ERIC Number: ED252674
Record Type: Non-Journal
Publication Date: 1984
Continuing Professional Education.
Tucker, Barbara A.; Huerta, Carolyn G.
Continuing professional education has proven to be an acceptable control mechanism to assure professional competence. Officially recognized first under the Engineering, Science, Management War Training Act of World War II, the continuing education movement is still gaining attention in the United States with 16 professions in the 50 states requiring continuing education as proof of professional competency. At present, the question is whether continuing education of professionals should be mandatory or voluntary. The supposition that continuing professional education improves competence has led professionals, professional organizations, and governing bodies to the concept of mandatory continuing professional education (MCPE). Arguments for MCPE include the tremendous knowledge explosion, consumer demand for competency and accountability, increased number and quality of continuing education offerings, and professionals' failure to engage in continuing education. Supporters of voluntary continuing professional education have expressed seven broad concerns related to the mandatory stance that deal with participant and teacher motivation, performance and competency, program relevance, costs and resources, work and family constraints, quality of educational offerings, and program content. The prevalent philosophy of adult educators is that continuing education is a voluntary, self-directed learning experience sought for personal development and social progress. (YLB)

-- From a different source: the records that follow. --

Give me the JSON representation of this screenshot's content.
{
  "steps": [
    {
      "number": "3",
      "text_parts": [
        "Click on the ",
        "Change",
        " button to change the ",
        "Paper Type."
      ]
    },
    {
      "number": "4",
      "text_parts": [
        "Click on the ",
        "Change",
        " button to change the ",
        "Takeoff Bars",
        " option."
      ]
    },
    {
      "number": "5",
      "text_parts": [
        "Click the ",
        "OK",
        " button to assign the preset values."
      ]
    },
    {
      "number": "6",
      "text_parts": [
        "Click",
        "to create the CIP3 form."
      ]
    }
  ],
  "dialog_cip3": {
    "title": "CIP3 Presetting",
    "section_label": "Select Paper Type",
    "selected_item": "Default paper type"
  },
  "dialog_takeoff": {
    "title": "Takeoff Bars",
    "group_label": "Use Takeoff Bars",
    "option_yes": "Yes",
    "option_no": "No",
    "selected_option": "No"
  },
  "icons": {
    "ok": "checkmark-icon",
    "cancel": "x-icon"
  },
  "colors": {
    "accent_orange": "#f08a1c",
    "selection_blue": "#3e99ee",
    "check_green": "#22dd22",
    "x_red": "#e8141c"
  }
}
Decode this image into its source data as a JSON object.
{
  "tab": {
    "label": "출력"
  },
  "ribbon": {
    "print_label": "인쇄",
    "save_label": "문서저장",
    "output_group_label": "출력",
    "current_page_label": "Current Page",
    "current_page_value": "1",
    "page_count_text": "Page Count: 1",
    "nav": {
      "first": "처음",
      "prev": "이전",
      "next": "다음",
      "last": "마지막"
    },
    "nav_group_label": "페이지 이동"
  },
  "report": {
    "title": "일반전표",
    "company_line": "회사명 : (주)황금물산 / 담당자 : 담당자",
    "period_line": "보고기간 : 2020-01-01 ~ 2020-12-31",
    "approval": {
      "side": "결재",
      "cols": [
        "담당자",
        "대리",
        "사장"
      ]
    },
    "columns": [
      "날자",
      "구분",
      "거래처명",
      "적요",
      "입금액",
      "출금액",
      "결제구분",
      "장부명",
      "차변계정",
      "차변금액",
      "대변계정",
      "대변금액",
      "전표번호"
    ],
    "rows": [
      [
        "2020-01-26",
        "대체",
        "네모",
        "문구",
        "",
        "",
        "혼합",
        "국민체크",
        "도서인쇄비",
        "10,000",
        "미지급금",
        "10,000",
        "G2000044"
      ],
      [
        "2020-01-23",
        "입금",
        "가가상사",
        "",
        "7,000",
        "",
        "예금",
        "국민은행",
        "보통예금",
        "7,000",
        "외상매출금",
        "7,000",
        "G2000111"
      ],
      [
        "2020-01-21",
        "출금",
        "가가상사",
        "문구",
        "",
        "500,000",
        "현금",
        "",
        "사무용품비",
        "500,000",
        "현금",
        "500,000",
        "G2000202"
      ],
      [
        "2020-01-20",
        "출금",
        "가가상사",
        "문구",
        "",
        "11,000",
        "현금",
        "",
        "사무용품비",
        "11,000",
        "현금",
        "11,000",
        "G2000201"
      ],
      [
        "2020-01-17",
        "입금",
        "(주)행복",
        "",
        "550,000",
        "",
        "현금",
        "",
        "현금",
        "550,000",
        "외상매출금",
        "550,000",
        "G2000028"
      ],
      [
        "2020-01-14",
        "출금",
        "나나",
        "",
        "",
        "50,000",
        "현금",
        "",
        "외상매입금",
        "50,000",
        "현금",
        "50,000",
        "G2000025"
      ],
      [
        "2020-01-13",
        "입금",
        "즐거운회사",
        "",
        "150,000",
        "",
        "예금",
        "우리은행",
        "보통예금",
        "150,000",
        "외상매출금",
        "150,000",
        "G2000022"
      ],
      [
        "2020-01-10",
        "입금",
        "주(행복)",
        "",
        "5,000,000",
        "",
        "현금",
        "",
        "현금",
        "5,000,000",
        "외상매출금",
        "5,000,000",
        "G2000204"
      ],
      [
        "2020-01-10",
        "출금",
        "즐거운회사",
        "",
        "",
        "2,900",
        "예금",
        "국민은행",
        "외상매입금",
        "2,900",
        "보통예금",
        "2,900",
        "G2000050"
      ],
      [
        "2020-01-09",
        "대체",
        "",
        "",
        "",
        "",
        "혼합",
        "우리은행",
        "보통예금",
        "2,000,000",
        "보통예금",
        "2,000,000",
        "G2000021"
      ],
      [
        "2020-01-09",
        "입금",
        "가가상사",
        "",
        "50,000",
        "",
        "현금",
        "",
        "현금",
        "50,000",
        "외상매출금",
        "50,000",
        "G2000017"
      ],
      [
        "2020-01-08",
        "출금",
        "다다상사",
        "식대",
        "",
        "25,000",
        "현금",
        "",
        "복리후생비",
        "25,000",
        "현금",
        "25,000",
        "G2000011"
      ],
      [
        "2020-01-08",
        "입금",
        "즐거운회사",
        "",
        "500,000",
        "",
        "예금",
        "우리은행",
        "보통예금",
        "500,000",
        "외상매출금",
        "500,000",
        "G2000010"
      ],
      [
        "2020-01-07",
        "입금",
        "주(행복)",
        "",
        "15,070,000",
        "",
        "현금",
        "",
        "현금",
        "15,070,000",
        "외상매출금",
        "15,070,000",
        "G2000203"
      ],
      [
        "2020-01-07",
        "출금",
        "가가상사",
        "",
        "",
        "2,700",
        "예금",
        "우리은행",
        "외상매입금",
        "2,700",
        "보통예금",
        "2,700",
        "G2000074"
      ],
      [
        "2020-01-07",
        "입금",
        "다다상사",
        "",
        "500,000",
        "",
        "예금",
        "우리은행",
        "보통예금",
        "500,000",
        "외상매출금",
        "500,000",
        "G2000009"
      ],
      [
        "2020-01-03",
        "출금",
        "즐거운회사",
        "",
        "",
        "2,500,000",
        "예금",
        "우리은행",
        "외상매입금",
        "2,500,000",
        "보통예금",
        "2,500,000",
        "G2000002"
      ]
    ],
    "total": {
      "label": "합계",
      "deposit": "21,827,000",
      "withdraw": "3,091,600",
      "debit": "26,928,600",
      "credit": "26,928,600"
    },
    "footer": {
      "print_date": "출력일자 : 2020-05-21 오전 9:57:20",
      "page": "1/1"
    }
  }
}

Publication Type: Opinion Papers
Education Level: N/A
Authoring Institution: N/A